A federal judge has banned the Navy from using high-power sonar during exercises off the Southern California coast, ruling that the strong underwater sounds can cause widespread damage to whales and other marine mammals.
U.S. District Judge Florence-Marie Cooper issued a temporary injunction Monday, rejecting a Navy request that she dismiss a lawsuit filed by the Natural Resources Defense Council.
The council says the Navy planned to use so-called mid-frequency sonar over thousands of square miles of ocean in an area rich in marine life. The council contends the high-power sonar causes marine mammals to beach themselves and leads to other harm.
The injunction will force the Navy to comply with federal environmental laws protecting marine life, said Joel Reynolds, a senior attorney for the NRDC.
"We don't take issue with the Navy's judgment that it needs to use this technology," Reynolds said. "Our concern is when they test and train, they do so in a responsible manner."
The Navy said it would appeal the injunction, arguing that sonar is a vital tool in detecting submarines.
"To the extent this court decision prevents us from using active sonar, it potentially puts American lives and our national security at risk," the Navy's Third Fleet commander, Vice Adm. Samuel Locklear, said in a statement.
The Navy maintains that it already minimizes risks to marine life. It has monitored the ocean off Southern California for the 40 years it has employed sonar without seeing any whale injuries, the Navy said in a news release.
The Navy has planned a series of 14 training exercises using sonar.

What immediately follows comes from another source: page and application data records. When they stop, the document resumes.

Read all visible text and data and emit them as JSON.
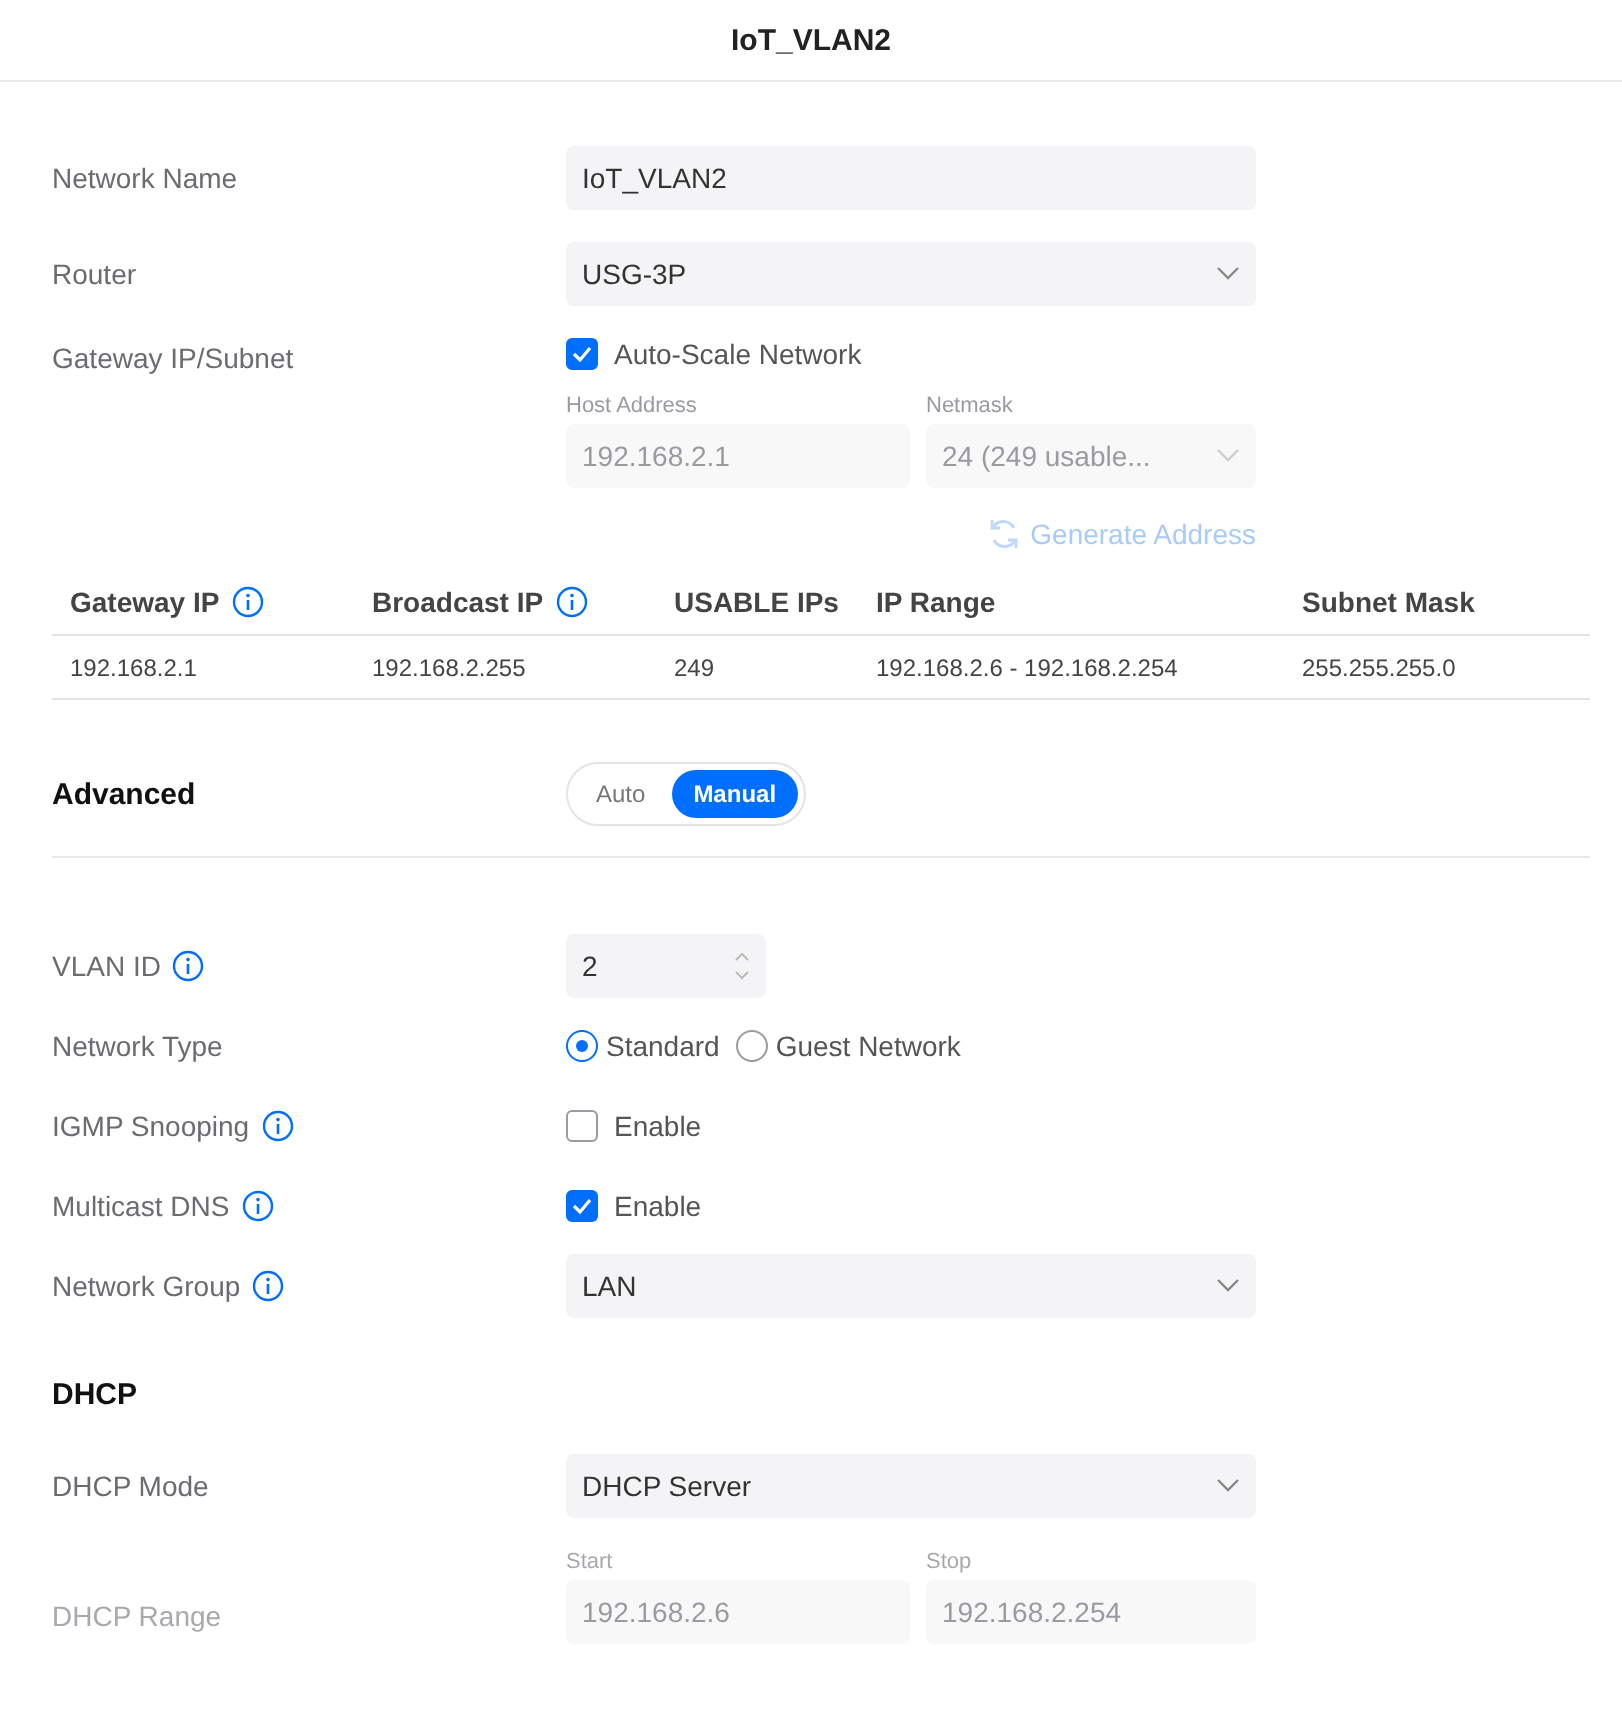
{
  "title": "IoT_VLAN2",
  "general": [
    {
      "kind": "text",
      "label": "Network Name",
      "value": "IoT_VLAN2"
    },
    {
      "kind": "select",
      "label": "Router",
      "value": "USG-3P"
    }
  ],
  "gateway": {
    "label": "Gateway IP/Subnet",
    "auto_scale": {
      "label": "Auto-Scale Network",
      "checked": true
    },
    "host_address": {
      "label": "Host Address",
      "value": "192.168.2.1",
      "disabled": true
    },
    "netmask": {
      "label": "Netmask",
      "value": "24 (249 usable...",
      "disabled": true
    },
    "generate": {
      "label": "Generate Address",
      "disabled": true
    }
  },
  "table": {
    "columns": [
      {
        "label": "Gateway IP",
        "info": true
      },
      {
        "label": "Broadcast IP",
        "info": true
      },
      {
        "label": "USABLE IPs",
        "info": false
      },
      {
        "label": "IP Range",
        "info": false
      },
      {
        "label": "Subnet Mask",
        "info": false
      }
    ],
    "rows": [
      [
        "192.168.2.1",
        "192.168.2.255",
        "249",
        "192.168.2.6 - 192.168.2.254",
        "255.255.255.0"
      ]
    ]
  },
  "advanced": {
    "title": "Advanced",
    "modes": [
      {
        "label": "Auto",
        "selected": false
      },
      {
        "label": "Manual",
        "selected": true
      }
    ],
    "rows": [
      {
        "kind": "number",
        "label": "VLAN ID",
        "info": true,
        "value": "2"
      },
      {
        "kind": "radio",
        "label": "Network Type",
        "info": false,
        "options": [
          {
            "label": "Standard",
            "selected": true
          },
          {
            "label": "Guest Network",
            "selected": false
          }
        ]
      },
      {
        "kind": "checkbox",
        "label": "IGMP Snooping",
        "info": true,
        "option": {
          "label": "Enable",
          "checked": false
        }
      },
      {
        "kind": "checkbox",
        "label": "Multicast DNS",
        "info": true,
        "option": {
          "label": "Enable",
          "checked": true
        }
      },
      {
        "kind": "select",
        "label": "Network Group",
        "info": true,
        "value": "LAN"
      }
    ]
  },
  "dhcp": {
    "title": "DHCP",
    "mode": {
      "label": "DHCP Mode",
      "value": "DHCP Server"
    },
    "range": {
      "label": "DHCP Range",
      "start": {
        "label": "Start",
        "value": "192.168.2.6"
      },
      "stop": {
        "label": "Stop",
        "value": "192.168.2.254"
      }
    }
  }
}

It says it has already carried out three of these and has found no evidence of strandings, injuries or behavioral disturbance to marine mammals.
Reynolds said the ban would remain in effect until his organization's lawsuit is settled.